During last week's meeting of the G20 in Hamburg massive, organised protests spilled over into relatively severe violence over night, as shops were smashed and looted, cop cars and domestic vehicles set on fire, and running clashes took place between the police and the protestors.
According to reports, these riots may have been fairly spontaneous, a reaction to the police's heavy-handed tactics and an expression of sheer frustration that peaceful protests were harried and snubbed. The more reflective media reactions - especially from liberal papers outside of Germany - has involved some questioning of Merkel's decision to host the G20 in the famously radical city. It was almost as if she was asking for a showdown, the Guardian said. But within Germany these riots have been met with bafflement, melancholy and rage. It's been a while since Germany saw political violence on anything like this scale (Blocupy's anti-ECB protests in Frankfurt a couple of years ago representing a distant second). Germany is supposed to be placid, largely comfortable with Merkel's neoliberal rule and the economic ruination of the policies she represents. This was nothing as compared with Genoa or Seattle, but the toll on the city is evident and no doubt traumatic for residents. The morning after the clashes saw the same peppy mass clean up mobilisations that Boris Johnson - broom in hand - hijacked in London after the riots in 2011.
Like those riots, there is a convenient scapegoat: the narcissistic urban hipster and anarcho-poseurs of the so-called Black Bloc. One image in particular - of a black-clad, bearded anarchist-bro shooting a selfie amid the smouldering ruins of other people's stuff - went viral.
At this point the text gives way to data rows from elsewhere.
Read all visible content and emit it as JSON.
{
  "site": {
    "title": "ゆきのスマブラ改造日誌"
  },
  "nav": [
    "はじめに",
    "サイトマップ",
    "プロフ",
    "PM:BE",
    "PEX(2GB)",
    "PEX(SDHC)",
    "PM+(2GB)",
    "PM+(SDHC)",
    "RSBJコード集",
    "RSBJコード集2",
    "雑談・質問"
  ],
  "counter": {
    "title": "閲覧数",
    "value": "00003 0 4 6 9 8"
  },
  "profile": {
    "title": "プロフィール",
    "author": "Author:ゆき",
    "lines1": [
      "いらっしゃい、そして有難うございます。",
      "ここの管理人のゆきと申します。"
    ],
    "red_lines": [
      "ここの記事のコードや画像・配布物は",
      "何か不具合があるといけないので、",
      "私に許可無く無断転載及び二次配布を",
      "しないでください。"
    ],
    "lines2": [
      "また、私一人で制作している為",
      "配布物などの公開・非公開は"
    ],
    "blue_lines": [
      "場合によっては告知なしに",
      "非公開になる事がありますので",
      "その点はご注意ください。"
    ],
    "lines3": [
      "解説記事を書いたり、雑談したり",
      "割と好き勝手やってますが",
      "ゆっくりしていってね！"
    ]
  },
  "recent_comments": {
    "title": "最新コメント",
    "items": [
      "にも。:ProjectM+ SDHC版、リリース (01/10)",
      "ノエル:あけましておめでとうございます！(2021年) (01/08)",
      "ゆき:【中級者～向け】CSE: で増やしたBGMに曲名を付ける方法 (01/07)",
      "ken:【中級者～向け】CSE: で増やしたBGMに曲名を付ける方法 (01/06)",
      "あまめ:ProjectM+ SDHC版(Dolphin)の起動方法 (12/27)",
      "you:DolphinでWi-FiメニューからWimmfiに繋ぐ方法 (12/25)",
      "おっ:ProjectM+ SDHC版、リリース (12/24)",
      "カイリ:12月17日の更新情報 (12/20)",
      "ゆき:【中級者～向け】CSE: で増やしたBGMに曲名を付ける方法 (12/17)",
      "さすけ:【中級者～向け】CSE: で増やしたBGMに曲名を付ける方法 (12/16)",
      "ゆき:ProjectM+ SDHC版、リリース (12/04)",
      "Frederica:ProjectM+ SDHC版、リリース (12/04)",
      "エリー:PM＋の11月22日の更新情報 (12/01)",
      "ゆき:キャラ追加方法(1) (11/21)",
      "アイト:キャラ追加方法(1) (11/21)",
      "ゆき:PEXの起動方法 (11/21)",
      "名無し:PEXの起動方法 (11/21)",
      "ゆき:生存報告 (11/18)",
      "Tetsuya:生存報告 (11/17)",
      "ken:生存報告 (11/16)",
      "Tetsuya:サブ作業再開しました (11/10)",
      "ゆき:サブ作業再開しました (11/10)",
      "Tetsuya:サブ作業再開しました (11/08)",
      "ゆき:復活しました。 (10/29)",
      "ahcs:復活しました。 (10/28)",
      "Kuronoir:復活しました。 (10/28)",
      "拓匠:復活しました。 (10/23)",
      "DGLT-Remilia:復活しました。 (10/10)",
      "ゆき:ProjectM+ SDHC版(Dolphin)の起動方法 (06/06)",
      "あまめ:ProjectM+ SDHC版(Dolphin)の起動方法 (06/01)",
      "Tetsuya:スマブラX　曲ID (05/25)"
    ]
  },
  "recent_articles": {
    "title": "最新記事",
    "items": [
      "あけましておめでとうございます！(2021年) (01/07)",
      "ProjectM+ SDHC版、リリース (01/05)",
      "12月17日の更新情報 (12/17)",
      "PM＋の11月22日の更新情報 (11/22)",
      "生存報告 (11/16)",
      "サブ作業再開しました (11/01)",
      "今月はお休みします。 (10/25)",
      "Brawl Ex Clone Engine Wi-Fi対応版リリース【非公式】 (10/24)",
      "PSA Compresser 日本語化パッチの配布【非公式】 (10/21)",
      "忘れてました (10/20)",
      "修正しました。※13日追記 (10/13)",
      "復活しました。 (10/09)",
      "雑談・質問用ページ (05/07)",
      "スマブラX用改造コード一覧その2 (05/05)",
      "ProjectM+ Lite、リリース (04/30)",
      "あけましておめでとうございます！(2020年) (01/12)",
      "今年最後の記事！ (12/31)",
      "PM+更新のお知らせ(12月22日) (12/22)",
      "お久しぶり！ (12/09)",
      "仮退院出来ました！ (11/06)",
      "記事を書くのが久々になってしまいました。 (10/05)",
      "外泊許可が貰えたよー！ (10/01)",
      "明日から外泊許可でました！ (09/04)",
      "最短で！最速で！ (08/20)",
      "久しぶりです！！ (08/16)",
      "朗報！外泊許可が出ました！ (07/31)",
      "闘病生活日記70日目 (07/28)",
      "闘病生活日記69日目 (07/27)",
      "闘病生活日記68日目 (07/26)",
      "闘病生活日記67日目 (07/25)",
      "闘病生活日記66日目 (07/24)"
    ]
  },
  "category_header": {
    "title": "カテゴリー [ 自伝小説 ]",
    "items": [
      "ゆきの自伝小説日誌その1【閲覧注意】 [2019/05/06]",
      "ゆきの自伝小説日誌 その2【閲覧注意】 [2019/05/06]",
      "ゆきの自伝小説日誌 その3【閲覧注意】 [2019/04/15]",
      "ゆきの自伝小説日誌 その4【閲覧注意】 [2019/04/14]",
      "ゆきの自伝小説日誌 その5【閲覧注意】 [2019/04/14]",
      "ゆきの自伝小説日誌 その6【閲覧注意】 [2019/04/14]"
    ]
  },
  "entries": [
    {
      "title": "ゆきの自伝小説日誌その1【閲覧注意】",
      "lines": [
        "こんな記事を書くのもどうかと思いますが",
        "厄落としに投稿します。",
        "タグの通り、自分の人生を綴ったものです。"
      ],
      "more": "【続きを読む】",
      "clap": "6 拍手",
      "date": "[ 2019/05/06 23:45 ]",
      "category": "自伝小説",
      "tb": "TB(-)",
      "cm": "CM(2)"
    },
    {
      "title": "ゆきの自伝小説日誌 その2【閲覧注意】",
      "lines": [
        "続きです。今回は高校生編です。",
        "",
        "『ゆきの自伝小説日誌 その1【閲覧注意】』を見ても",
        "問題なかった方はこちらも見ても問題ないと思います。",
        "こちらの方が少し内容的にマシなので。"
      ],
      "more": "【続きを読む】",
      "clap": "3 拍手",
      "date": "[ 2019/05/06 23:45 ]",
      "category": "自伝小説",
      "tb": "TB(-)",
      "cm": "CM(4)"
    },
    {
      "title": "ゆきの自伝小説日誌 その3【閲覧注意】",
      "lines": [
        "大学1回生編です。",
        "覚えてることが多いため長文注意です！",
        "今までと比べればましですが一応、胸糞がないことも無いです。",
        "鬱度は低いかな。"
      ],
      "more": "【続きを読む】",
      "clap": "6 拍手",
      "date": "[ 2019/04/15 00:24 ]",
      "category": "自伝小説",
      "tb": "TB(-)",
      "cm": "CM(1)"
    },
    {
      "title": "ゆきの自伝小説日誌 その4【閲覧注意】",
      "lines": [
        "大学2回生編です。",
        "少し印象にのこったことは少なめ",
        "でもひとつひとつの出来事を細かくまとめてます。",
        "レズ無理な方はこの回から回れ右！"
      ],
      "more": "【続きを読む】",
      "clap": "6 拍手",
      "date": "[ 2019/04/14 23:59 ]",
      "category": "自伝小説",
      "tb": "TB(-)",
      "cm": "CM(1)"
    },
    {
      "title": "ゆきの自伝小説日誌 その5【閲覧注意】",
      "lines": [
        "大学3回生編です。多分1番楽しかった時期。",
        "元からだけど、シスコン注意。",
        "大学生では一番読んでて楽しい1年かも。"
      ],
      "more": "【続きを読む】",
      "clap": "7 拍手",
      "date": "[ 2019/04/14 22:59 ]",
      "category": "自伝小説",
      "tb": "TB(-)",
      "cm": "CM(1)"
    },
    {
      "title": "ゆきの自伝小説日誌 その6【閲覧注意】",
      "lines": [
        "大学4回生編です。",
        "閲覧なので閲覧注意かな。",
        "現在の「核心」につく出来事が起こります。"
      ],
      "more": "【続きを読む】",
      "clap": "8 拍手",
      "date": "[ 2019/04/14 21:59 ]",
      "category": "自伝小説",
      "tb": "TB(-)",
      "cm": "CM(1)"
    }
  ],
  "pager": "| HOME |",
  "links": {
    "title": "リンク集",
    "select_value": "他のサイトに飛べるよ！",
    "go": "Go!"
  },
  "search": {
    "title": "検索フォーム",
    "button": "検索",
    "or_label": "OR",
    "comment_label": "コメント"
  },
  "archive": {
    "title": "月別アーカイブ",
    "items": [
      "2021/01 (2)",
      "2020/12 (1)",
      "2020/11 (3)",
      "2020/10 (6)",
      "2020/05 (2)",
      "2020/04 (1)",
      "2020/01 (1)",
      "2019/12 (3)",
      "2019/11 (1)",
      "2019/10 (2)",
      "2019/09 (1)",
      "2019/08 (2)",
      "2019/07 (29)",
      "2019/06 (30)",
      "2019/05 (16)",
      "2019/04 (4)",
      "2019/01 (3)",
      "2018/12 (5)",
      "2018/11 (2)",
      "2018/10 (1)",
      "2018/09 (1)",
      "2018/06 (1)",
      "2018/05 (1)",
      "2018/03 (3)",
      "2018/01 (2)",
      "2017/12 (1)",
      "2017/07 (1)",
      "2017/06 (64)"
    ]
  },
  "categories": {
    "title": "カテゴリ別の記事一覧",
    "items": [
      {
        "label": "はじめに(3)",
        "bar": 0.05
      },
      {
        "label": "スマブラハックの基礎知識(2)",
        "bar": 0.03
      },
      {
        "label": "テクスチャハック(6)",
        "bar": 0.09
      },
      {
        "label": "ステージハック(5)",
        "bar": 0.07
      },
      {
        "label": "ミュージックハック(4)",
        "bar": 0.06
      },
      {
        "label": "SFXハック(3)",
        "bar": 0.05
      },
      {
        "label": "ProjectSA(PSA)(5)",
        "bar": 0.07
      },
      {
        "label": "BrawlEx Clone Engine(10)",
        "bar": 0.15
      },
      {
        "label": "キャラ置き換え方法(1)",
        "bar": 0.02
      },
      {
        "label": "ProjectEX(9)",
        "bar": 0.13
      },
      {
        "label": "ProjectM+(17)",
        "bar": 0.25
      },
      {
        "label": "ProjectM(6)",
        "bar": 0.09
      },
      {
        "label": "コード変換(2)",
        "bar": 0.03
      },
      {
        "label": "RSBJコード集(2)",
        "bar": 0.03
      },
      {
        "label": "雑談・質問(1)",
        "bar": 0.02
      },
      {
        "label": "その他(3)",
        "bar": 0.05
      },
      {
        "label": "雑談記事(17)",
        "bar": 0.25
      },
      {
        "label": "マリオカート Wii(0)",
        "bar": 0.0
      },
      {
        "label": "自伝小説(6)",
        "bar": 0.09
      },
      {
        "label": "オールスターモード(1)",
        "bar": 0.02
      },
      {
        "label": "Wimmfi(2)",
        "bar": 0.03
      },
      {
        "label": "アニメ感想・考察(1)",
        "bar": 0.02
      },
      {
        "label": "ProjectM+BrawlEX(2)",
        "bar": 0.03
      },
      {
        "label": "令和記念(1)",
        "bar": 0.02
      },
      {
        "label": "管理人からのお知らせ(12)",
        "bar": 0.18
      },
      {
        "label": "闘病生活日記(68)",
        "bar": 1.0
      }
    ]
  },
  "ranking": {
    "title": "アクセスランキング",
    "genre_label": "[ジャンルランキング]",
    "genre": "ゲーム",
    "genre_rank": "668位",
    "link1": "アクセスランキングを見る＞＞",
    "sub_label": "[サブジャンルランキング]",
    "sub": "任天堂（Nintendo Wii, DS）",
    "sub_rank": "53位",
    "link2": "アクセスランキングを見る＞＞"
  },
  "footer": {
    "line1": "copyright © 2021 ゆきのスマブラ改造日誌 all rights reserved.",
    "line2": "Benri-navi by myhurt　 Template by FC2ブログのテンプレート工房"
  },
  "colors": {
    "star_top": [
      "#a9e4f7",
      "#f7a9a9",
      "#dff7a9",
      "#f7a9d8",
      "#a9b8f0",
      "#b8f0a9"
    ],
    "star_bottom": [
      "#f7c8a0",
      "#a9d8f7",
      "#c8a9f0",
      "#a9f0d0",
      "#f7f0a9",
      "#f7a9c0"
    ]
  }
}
Whether the photo is real or not is beside the point: it says more about the consumer of such images than it does about the supposed culprit. Rather like the "sick", "feral" youth who looted in Britain in 2011, it reproduces people's prejudices for their own enjoyment. It allows people to both dread and mock the nihilistic, self-absorbed youth for whom destruction of property is just an opportunity for self-promotion on social media.
The Black Bloc is a convenient scapegoat for all of this. They fit a useful archetype: that of the pompous, pseudo-intellectual dude-bro who will pontificate on the abolition of private property whilst having equally strong preferences about the micro-foam on his organic flat white. It is a myth, of course, but like all myths it has an element of truth to it. What needs pointing out is the absurdity of the belief that these young men's narcissism is what causes riots.
A word then in the Black Bloc's defence: they don't generally come to riot. If you've had proper fascists bearing down on you - not your Milos or some other pale alt-lighters but proper NF thugs charging at you - and the Black Bloc are the only guys who manage to intervene between you and them, you'll be happy they exist. They're not exclusively - perhaps not even majority - white and male. They are not a group as such, but rather black bloc is a style and practice of protest. It is dedicated, believe it or not, to community outreach. Win friends in the communities. Encourage big turnouts. Make the fascists feel small. I've been to Black Bloc training sessions and seen for myself the mix - yes, of egotism at times, but also heroic self-sacrifice and dedication. I don't agree with their politics but I'm almost always glad they're around. They'll defend other protesters from the police and the far-right alike.
You can readily question the politics of the Black Bloc - encased as it is in layers of autonomista anti-statism and horizontalism, generally opposed to any form of conventional political activity and believing the best form of struggle is always direct action against the vastly superior force of the police. Moreover, its endorsement of violence against private property ignores the fact that some private property belongs to people who should be on their side. That smashing up ordinary people's cars doesn't help to build a broad movement to oppose capitalism. It just makes them look like noisy pricks. Whatever you think of the system of private property, smashing up someone's car is not how you abolish it.
But the riots of last week cannot be reduced to the Black Bloc and nor should even they be caricatured simply as narcissistic millennials. The increasing militarisation of protest has led to regular upsurges in violence, as protesters attempting anything more than a passive A-to-B singalong get hounded by legions of armed officers with water cannon.
People who had endorsed black bloc tactics were central to planning and initiating the peaceful project to occupy Zuccotti Park in New York and turn it into a festival of direct democracy during the era of Occupy Wall Street. But Occupy was violently suppressed and shut down for the crime of trying to make unjustly-privatised space available for peaceful, political deliberation. The lesson is obvious and oft repeated: power cedes nothing without a demand.
There is likely to be a lot more ugliness before the world gets any better. This is neither to endorse the violence or even to argue for a view of it as particularly useful politically. Rather, it is simply to argue that where a militarised state defends a hollowed out democracy, the confrontations with those who want change will inevitably be ugly. The organisational question is how to channel that energy into lasting institutions and real gains.